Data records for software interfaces
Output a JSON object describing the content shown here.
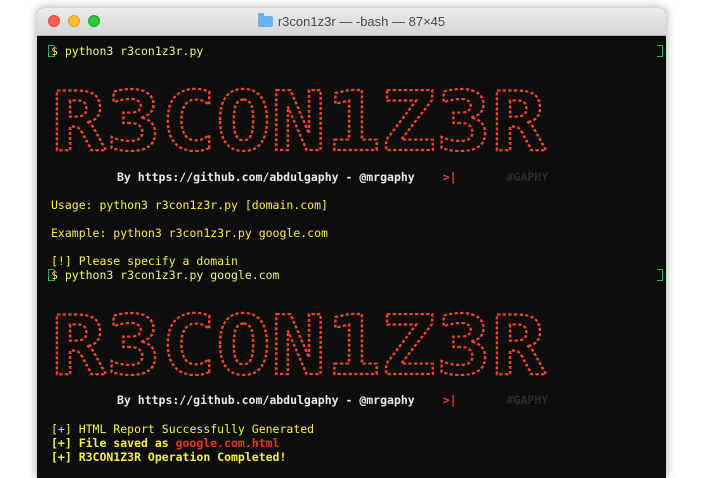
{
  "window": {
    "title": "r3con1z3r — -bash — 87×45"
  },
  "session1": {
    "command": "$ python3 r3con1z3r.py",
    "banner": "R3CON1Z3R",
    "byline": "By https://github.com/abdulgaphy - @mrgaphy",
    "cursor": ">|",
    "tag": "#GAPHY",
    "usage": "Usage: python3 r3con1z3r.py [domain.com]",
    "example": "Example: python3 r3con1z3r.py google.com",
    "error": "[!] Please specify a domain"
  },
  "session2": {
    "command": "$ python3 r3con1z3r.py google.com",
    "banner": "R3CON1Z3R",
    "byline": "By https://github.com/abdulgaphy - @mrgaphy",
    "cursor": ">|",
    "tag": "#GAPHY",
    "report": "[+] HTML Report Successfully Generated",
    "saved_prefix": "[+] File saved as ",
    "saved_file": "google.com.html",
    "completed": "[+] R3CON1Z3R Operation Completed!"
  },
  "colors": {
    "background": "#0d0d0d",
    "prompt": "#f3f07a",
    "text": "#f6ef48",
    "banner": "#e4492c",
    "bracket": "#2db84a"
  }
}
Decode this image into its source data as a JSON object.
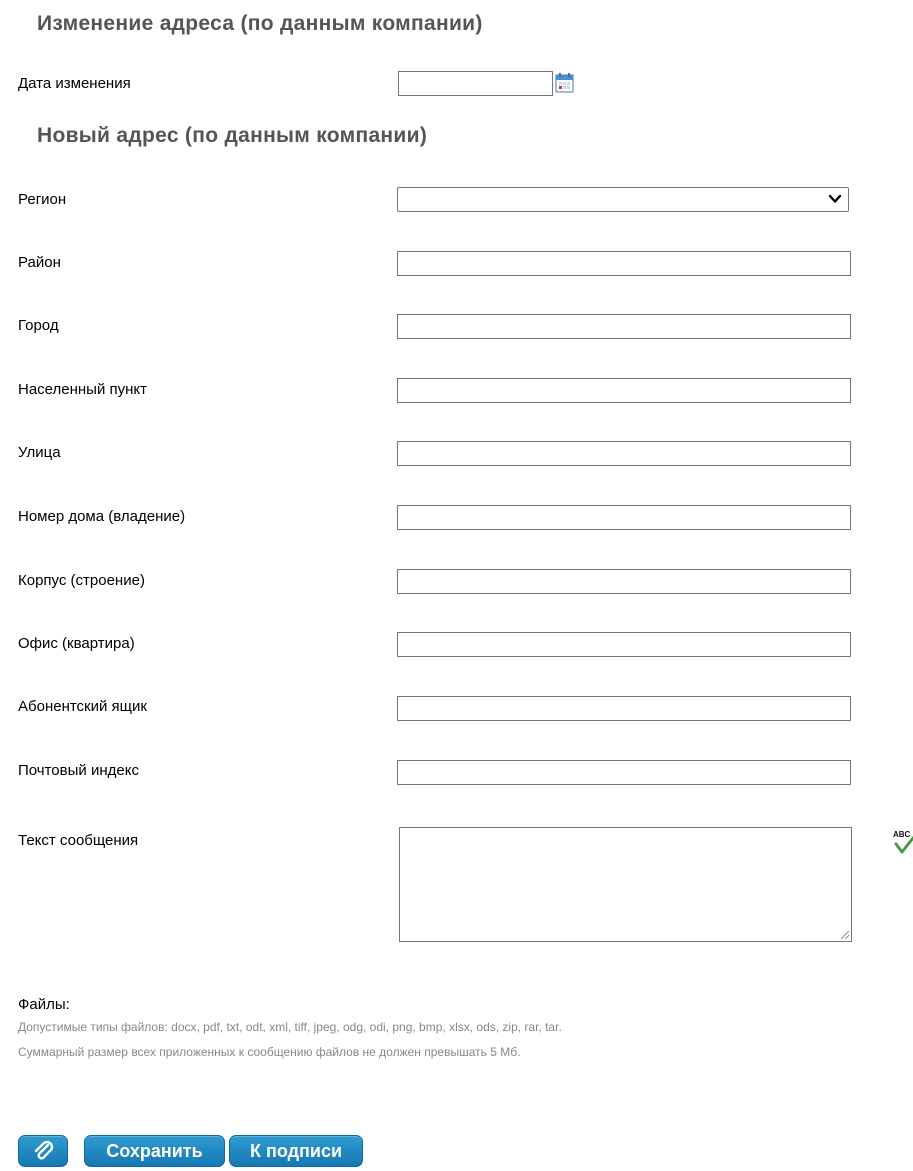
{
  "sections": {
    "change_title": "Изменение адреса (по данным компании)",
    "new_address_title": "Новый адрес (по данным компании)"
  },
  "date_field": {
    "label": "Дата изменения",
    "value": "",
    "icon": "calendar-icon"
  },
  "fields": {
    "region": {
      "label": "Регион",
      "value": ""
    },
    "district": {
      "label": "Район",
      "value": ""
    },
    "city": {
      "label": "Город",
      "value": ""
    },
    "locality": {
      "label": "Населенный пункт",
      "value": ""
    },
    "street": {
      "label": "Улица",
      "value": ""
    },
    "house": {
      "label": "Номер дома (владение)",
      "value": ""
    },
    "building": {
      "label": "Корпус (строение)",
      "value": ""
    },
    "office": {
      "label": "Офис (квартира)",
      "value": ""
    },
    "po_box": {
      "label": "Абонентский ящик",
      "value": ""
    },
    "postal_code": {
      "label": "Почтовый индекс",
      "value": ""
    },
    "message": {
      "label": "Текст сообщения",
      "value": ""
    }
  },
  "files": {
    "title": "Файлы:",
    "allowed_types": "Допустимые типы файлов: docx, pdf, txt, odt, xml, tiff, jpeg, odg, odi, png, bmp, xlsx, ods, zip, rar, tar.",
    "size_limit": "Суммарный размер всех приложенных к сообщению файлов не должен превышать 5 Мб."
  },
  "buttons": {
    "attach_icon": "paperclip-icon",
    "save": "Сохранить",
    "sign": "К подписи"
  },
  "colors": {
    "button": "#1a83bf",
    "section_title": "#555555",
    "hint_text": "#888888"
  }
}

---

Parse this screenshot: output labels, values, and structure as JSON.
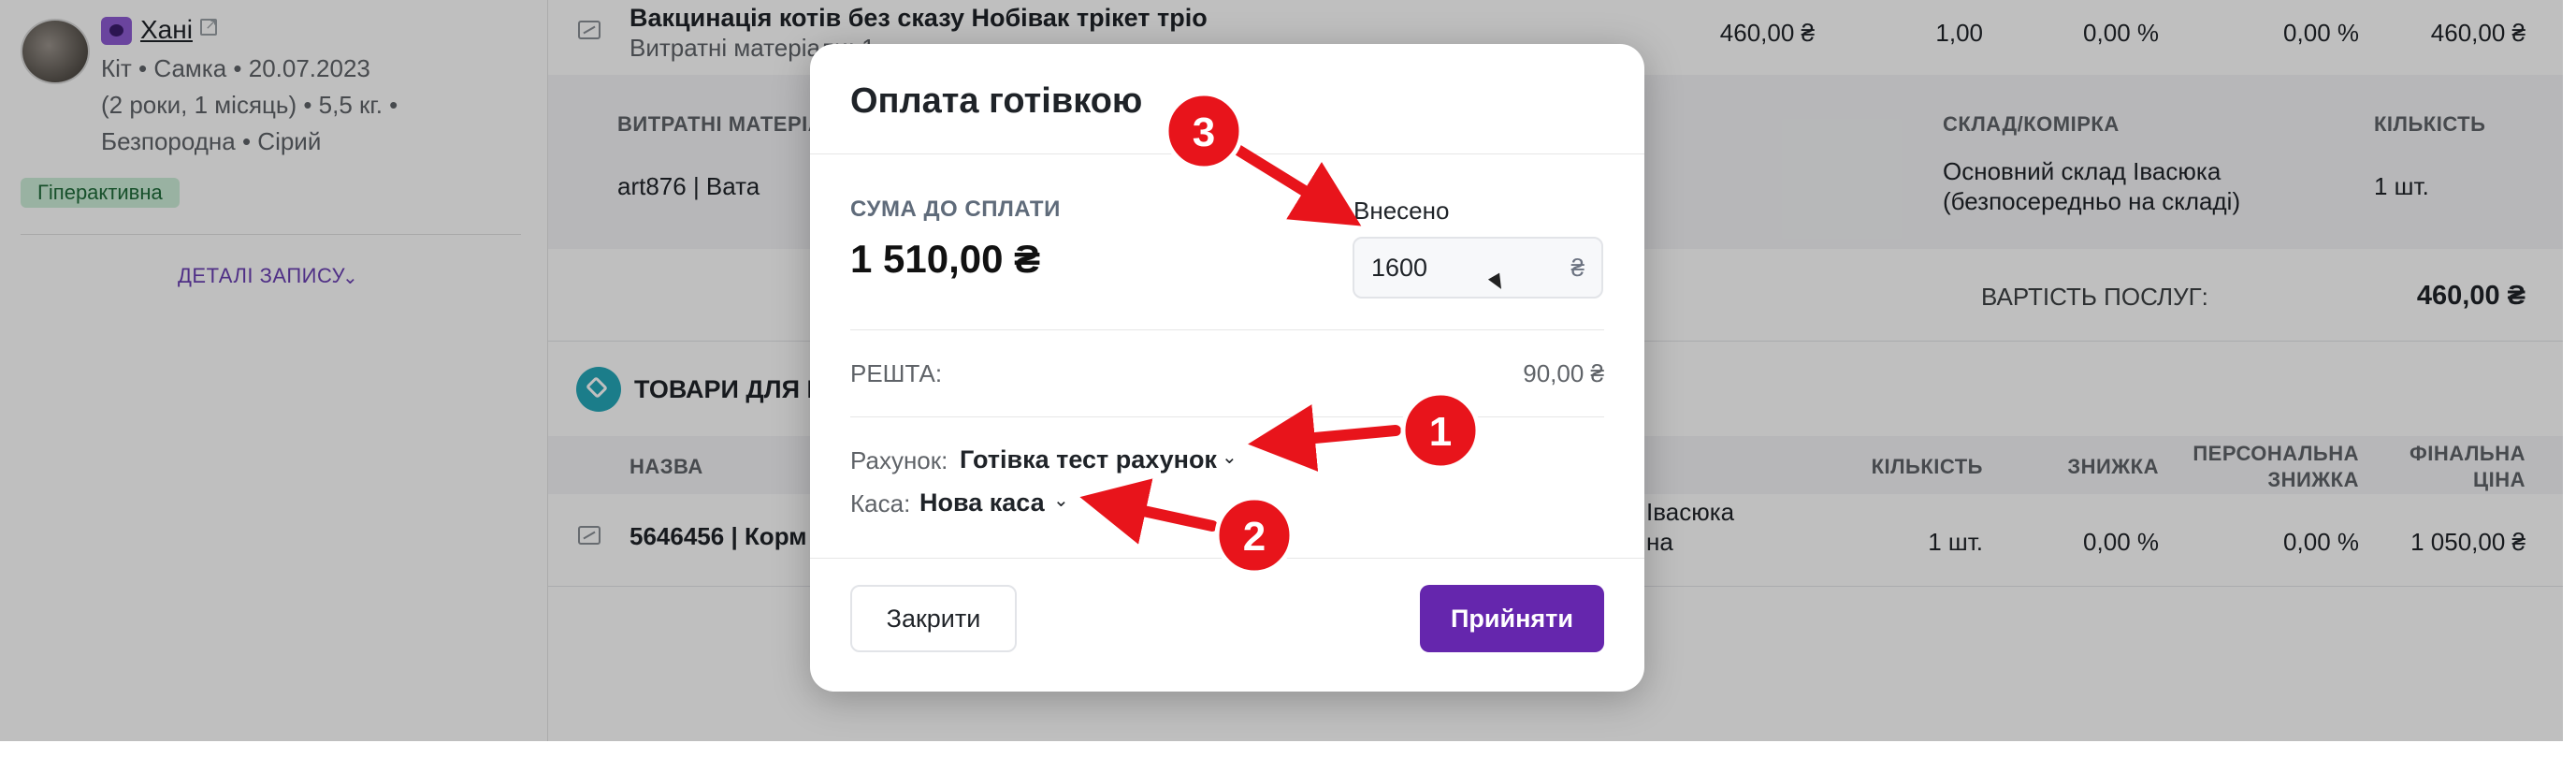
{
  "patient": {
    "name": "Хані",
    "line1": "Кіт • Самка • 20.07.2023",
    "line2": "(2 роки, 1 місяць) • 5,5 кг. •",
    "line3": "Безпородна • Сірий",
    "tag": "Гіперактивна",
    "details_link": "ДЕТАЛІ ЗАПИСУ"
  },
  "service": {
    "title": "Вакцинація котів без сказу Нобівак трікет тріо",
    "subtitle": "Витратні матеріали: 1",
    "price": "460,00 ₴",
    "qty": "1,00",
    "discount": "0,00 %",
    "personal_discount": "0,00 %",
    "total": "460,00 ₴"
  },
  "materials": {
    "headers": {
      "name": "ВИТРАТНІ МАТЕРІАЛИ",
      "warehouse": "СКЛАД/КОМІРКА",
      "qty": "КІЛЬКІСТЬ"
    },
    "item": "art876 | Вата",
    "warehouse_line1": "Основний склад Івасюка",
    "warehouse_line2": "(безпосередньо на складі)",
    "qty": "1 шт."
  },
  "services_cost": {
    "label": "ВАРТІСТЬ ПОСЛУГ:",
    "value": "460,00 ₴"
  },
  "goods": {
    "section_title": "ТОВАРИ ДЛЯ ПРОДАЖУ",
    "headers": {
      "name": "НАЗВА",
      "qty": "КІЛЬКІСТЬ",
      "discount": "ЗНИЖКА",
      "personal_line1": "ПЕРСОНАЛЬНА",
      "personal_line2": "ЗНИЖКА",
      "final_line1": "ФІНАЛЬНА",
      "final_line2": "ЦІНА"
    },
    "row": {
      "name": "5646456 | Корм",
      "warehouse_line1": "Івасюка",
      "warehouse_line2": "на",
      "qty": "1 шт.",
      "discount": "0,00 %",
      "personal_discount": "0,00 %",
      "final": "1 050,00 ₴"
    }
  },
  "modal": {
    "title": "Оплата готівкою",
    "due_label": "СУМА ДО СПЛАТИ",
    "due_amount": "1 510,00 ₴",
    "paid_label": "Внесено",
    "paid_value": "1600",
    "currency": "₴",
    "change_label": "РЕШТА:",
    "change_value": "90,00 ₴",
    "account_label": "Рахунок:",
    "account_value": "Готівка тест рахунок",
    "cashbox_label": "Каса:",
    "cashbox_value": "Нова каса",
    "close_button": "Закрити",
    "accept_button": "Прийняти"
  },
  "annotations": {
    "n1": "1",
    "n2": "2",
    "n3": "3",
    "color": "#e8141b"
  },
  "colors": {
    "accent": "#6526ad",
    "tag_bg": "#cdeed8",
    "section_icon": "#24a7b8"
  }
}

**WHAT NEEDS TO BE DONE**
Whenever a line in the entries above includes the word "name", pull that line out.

**RESPONSE BOX**
    "name": "Хані",
      "name": "ВИТРАТНІ МАТЕРІАЛИ",
      "name": "НАЗВА",
      "name": "5646456 | Корм",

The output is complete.